*WHAT NEEDS TO BE DONE*
When you retype the data, keep every word exactly and include none of the pictures.

*INPUT DATA*
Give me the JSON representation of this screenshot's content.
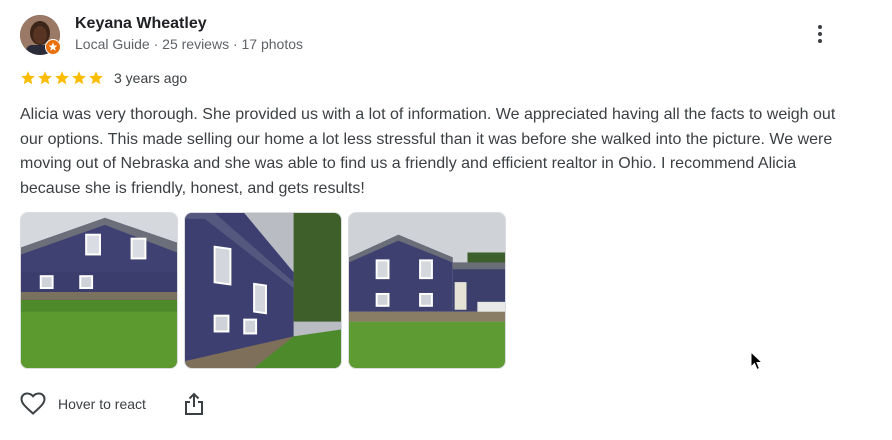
{
  "reviewer": {
    "name": "Keyana Wheatley",
    "meta": "Local Guide · 25 reviews · 17 photos",
    "avatar_icon": "avatar-photo",
    "badge_icon": "local-guide-star-badge"
  },
  "rating": {
    "stars": 5,
    "max_stars": 5,
    "time": "3 years ago",
    "star_color": "#fbbc04"
  },
  "review_text": "Alicia was very thorough. She provided us with a lot of information. We appreciated having all the facts to weigh out our options. This made selling our home a lot less stressful than it was before she walked into the picture. We were moving out of Nebraska and she was able to find us a friendly and efficient realtor in Ohio. I recommend Alicia because she is friendly, honest, and gets results!",
  "photos": [
    {
      "icon": "house-photo-1"
    },
    {
      "icon": "house-photo-2"
    },
    {
      "icon": "house-photo-3"
    }
  ],
  "actions": {
    "react_label": "Hover to react",
    "react_icon": "heart-outline-icon",
    "share_icon": "share-icon"
  },
  "menu_icon": "more-vert-icon"
}
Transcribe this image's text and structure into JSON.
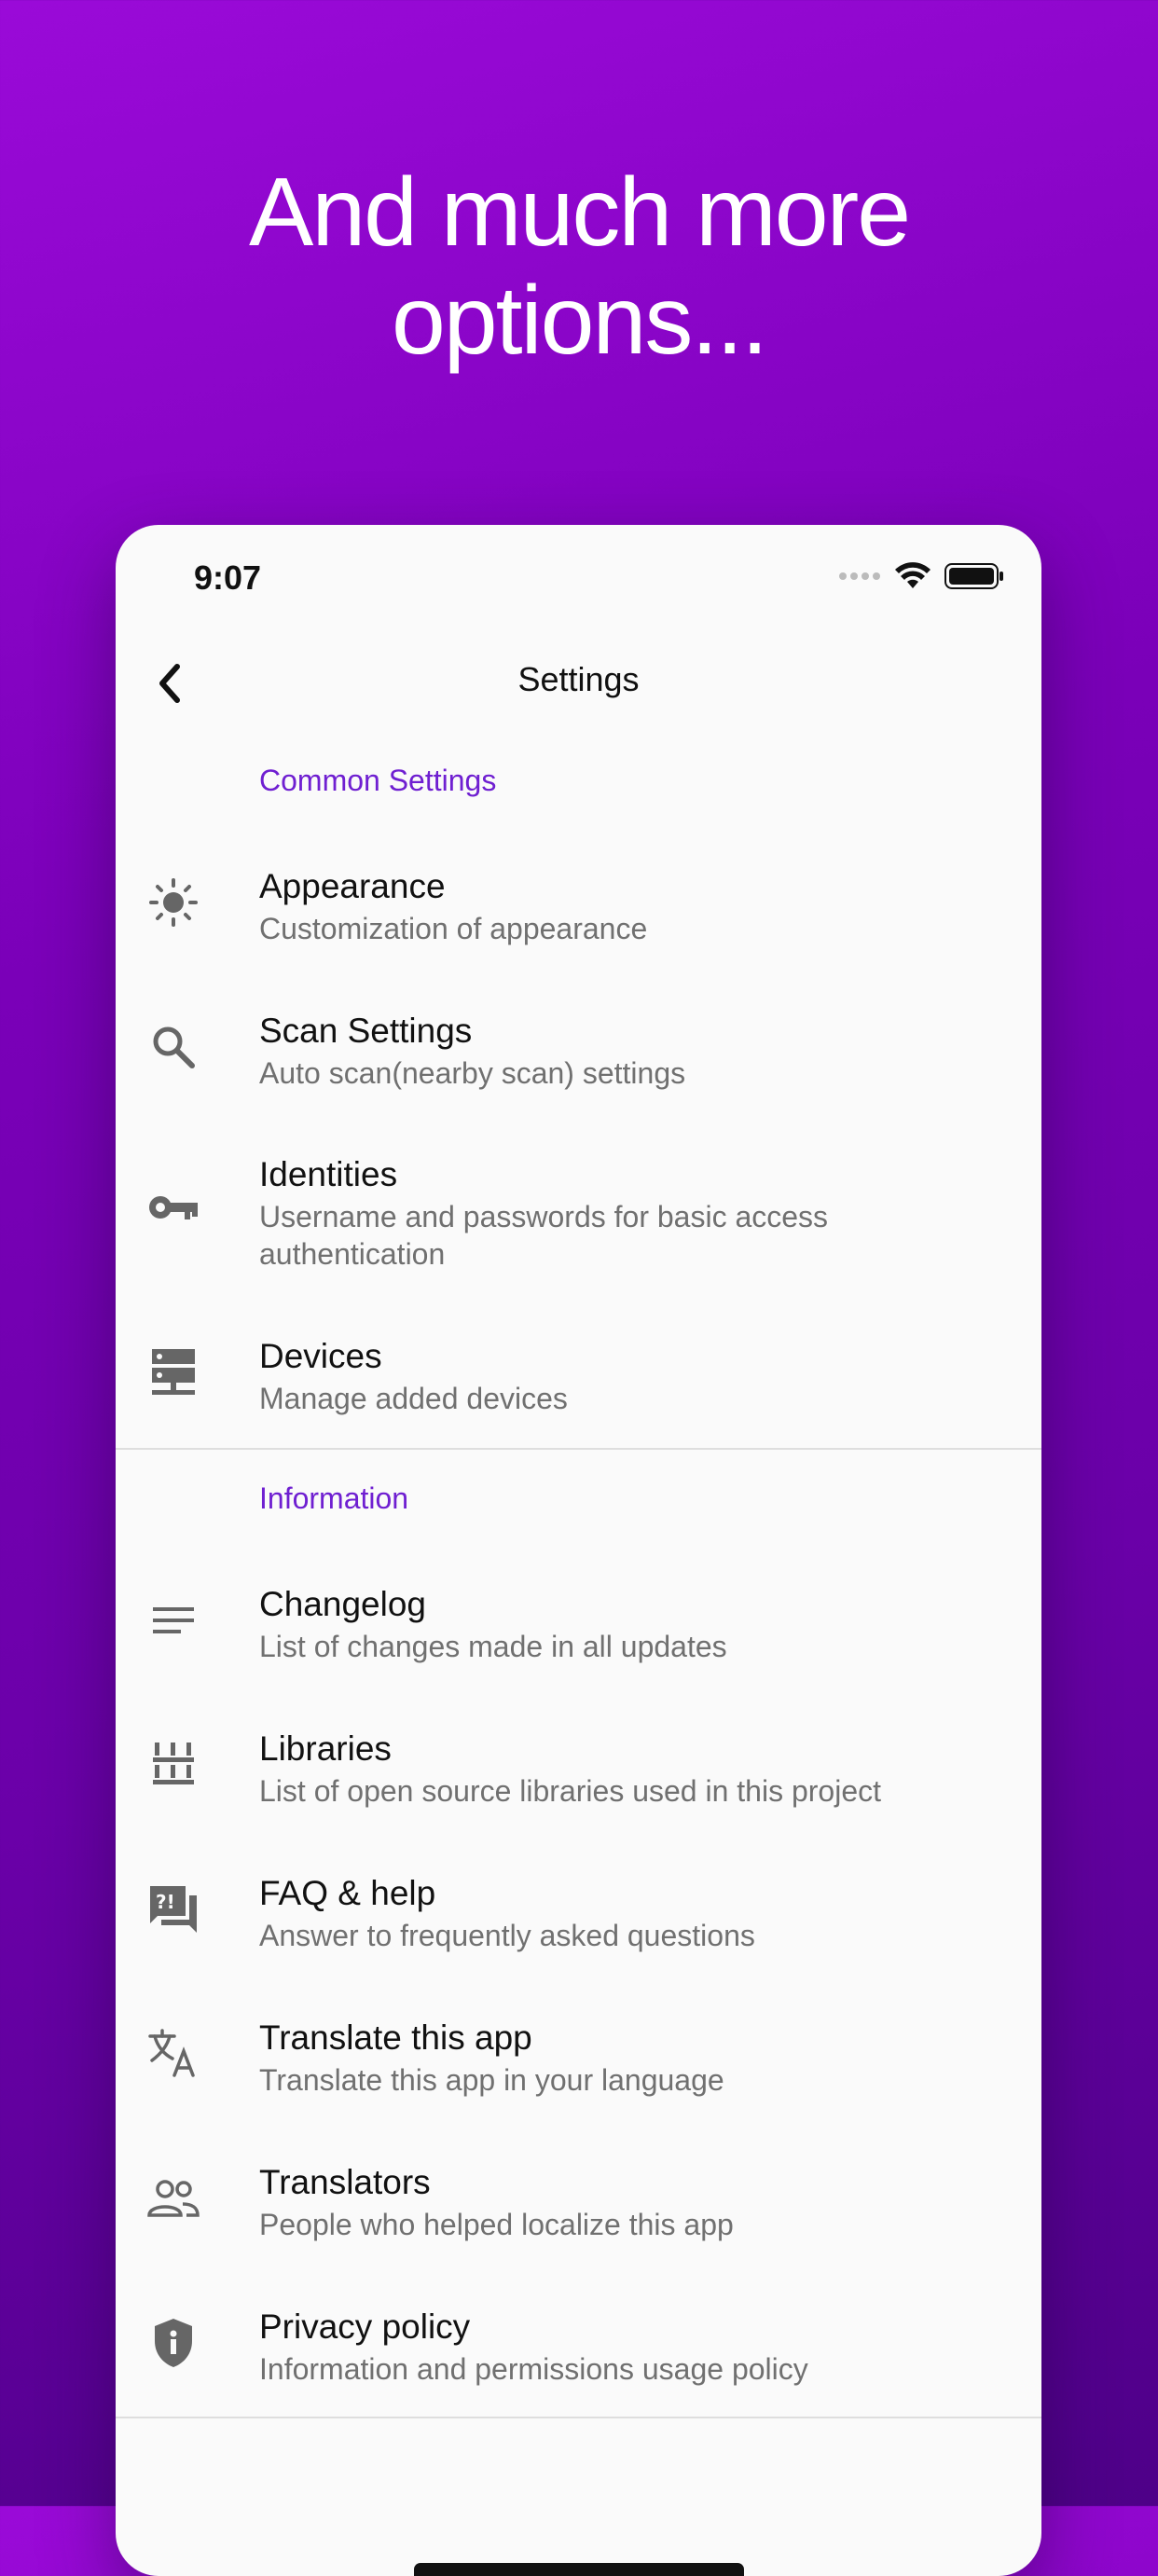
{
  "headline": {
    "line1": "And much more",
    "line2": "options..."
  },
  "status_bar": {
    "time": "9:07"
  },
  "nav": {
    "title": "Settings"
  },
  "sections": {
    "common": "Common Settings",
    "information": "Information"
  },
  "items": [
    {
      "label": "Appearance",
      "sub": "Customization of appearance",
      "icon": "brightness-icon"
    },
    {
      "label": "Scan Settings",
      "sub": "Auto scan(nearby scan) settings",
      "icon": "search-icon"
    },
    {
      "label": "Identities",
      "sub": "Username and passwords for basic access authentication",
      "icon": "key-icon"
    },
    {
      "label": "Devices",
      "sub": "Manage added devices",
      "icon": "dns-icon"
    },
    {
      "label": "Changelog",
      "sub": "List of changes made in all updates",
      "icon": "notes-icon"
    },
    {
      "label": "Libraries",
      "sub": "List of open source libraries used in this project",
      "icon": "library-icon"
    },
    {
      "label": "FAQ & help",
      "sub": "Answer to frequently asked questions",
      "icon": "help-chat-icon"
    },
    {
      "label": "Translate this app",
      "sub": "Translate this app in your language",
      "icon": "translate-icon"
    },
    {
      "label": "Translators",
      "sub": "People who helped localize this app",
      "icon": "people-icon"
    },
    {
      "label": "Privacy policy",
      "sub": "Information and permissions usage policy",
      "icon": "shield-info-icon"
    }
  ],
  "colors": {
    "accent": "#6f1fd1",
    "background_gradient": [
      "#9a0ad8",
      "#4e0088"
    ],
    "icon": "#666666"
  }
}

*WRITTEN REPLY*
Give me the JSON representation of this screenshot's content.
{
  "reviewer": {
    "name": "Keyana Wheatley",
    "meta": "Local Guide · 25 reviews · 17 photos",
    "avatar_icon": "avatar-photo",
    "badge_icon": "local-guide-star-badge"
  },
  "rating": {
    "stars": 5,
    "max_stars": 5,
    "time": "3 years ago",
    "star_color": "#fbbc04"
  },
  "review_text": "Alicia was very thorough. She provided us with a lot of information. We appreciated having all the facts to weigh out our options. This made selling our home a lot less stressful than it was before she walked into the picture. We were moving out of Nebraska and she was able to find us a friendly and efficient realtor in Ohio. I recommend Alicia because she is friendly, honest, and gets results!",
  "photos": [
    {
      "icon": "house-photo-1"
    },
    {
      "icon": "house-photo-2"
    },
    {
      "icon": "house-photo-3"
    }
  ],
  "actions": {
    "react_label": "Hover to react",
    "react_icon": "heart-outline-icon",
    "share_icon": "share-icon"
  },
  "menu_icon": "more-vert-icon"
}
Transcribe this image's text and structure into JSON.
{
  "headline": {
    "line1": "And much more",
    "line2": "options..."
  },
  "status_bar": {
    "time": "9:07"
  },
  "nav": {
    "title": "Settings"
  },
  "sections": {
    "common": "Common Settings",
    "information": "Information"
  },
  "items": [
    {
      "label": "Appearance",
      "sub": "Customization of appearance",
      "icon": "brightness-icon"
    },
    {
      "label": "Scan Settings",
      "sub": "Auto scan(nearby scan) settings",
      "icon": "search-icon"
    },
    {
      "label": "Identities",
      "sub": "Username and passwords for basic access authentication",
      "icon": "key-icon"
    },
    {
      "label": "Devices",
      "sub": "Manage added devices",
      "icon": "dns-icon"
    },
    {
      "label": "Changelog",
      "sub": "List of changes made in all updates",
      "icon": "notes-icon"
    },
    {
      "label": "Libraries",
      "sub": "List of open source libraries used in this project",
      "icon": "library-icon"
    },
    {
      "label": "FAQ & help",
      "sub": "Answer to frequently asked questions",
      "icon": "help-chat-icon"
    },
    {
      "label": "Translate this app",
      "sub": "Translate this app in your language",
      "icon": "translate-icon"
    },
    {
      "label": "Translators",
      "sub": "People who helped localize this app",
      "icon": "people-icon"
    },
    {
      "label": "Privacy policy",
      "sub": "Information and permissions usage policy",
      "icon": "shield-info-icon"
    }
  ],
  "colors": {
    "accent": "#6f1fd1",
    "background_gradient": [
      "#9a0ad8",
      "#4e0088"
    ],
    "icon": "#666666"
  }
}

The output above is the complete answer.